▸ Your objective: How many lines in the data below include the word "made"? Respond with the number, nothing more.
= Beginning of Section =
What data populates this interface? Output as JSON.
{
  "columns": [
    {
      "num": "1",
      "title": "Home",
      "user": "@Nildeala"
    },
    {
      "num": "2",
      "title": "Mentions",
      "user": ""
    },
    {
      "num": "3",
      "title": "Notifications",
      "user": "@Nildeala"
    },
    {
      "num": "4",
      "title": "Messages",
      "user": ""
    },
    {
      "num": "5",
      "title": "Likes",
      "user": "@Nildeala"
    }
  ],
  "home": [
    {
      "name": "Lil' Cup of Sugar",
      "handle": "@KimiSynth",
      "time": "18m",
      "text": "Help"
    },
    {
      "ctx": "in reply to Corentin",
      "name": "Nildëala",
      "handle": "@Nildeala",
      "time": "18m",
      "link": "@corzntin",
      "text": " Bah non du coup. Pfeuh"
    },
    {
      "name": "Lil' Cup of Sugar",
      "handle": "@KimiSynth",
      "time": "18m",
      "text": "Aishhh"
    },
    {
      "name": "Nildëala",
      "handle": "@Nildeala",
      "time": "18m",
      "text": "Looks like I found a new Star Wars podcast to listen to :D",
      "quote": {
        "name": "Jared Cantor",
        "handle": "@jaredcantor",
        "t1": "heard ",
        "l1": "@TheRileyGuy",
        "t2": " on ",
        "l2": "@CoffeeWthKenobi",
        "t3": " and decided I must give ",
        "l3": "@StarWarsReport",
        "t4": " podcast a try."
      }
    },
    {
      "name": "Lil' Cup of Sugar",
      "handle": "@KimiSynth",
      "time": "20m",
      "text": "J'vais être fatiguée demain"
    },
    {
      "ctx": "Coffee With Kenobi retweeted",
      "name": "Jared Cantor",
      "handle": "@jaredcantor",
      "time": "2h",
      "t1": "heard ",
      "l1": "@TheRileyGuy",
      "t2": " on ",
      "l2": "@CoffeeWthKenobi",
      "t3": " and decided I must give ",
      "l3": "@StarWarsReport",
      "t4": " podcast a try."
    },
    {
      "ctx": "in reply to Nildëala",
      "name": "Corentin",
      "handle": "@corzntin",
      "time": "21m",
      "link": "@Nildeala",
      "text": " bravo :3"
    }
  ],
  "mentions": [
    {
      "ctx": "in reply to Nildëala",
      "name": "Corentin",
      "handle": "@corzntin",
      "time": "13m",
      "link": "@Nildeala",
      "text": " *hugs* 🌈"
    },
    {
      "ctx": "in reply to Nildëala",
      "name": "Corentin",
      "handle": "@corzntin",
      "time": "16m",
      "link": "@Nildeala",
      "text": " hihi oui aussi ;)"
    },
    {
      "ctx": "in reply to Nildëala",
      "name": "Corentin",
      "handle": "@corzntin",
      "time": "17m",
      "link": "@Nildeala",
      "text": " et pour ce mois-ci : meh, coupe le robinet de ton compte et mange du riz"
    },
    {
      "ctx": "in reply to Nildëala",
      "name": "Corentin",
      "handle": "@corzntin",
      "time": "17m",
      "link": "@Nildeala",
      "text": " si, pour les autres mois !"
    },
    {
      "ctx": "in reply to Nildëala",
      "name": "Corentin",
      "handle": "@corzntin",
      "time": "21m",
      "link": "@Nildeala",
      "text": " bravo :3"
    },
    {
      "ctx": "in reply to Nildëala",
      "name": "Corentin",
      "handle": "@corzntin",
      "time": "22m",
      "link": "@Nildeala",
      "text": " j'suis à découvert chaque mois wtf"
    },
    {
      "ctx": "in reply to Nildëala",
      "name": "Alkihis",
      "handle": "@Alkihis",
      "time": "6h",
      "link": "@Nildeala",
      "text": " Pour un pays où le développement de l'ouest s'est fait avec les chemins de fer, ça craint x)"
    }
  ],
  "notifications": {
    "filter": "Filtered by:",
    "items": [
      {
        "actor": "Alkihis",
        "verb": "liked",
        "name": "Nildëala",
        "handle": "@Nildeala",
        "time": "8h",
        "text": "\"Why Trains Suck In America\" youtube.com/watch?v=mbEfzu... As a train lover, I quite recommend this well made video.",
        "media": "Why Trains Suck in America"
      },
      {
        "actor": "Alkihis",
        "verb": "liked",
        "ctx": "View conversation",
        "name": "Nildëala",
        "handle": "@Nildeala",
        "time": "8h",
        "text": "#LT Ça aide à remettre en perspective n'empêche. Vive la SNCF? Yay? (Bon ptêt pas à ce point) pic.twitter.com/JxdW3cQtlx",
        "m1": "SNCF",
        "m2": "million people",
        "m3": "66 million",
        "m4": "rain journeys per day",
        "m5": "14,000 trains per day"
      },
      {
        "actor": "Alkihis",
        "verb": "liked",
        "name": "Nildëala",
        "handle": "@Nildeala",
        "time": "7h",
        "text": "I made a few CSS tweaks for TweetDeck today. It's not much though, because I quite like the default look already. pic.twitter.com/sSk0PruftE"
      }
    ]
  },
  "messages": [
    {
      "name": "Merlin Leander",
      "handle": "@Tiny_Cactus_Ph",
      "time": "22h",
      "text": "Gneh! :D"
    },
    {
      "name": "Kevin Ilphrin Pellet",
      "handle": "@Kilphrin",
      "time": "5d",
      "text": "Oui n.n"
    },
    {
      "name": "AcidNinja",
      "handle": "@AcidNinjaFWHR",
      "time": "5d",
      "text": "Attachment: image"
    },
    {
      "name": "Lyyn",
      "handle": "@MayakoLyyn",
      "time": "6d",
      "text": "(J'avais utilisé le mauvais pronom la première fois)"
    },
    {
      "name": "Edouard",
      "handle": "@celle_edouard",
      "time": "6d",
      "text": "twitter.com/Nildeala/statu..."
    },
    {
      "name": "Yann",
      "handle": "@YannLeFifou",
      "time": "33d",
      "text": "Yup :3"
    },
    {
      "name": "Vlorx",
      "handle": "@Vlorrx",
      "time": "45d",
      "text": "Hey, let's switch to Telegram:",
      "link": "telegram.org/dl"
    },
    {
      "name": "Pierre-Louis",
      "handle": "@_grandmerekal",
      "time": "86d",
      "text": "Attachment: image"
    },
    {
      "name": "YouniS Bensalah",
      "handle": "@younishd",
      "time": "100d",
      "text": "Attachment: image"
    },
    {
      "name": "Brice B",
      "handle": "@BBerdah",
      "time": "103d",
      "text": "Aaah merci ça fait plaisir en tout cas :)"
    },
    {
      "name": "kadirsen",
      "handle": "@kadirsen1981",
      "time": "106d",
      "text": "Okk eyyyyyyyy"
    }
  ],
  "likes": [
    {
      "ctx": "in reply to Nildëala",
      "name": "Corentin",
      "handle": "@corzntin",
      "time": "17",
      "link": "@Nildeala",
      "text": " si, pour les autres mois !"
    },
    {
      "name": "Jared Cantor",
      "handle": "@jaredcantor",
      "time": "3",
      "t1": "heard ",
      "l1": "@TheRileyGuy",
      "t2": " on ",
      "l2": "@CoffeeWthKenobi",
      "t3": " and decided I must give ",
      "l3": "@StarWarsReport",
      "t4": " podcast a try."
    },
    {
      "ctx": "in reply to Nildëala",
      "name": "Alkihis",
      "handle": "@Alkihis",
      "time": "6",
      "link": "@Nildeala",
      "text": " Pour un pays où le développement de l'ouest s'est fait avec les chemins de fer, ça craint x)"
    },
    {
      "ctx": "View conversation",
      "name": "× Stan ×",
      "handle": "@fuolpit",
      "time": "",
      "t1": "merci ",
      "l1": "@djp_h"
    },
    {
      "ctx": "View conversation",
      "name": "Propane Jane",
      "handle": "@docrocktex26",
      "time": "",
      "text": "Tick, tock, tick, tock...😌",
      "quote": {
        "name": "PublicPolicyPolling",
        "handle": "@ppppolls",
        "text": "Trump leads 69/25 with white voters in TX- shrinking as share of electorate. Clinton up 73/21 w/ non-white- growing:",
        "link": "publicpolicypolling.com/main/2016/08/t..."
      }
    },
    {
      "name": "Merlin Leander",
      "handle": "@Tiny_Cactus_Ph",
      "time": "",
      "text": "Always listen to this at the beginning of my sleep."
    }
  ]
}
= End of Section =
▸ Reply to the task: 2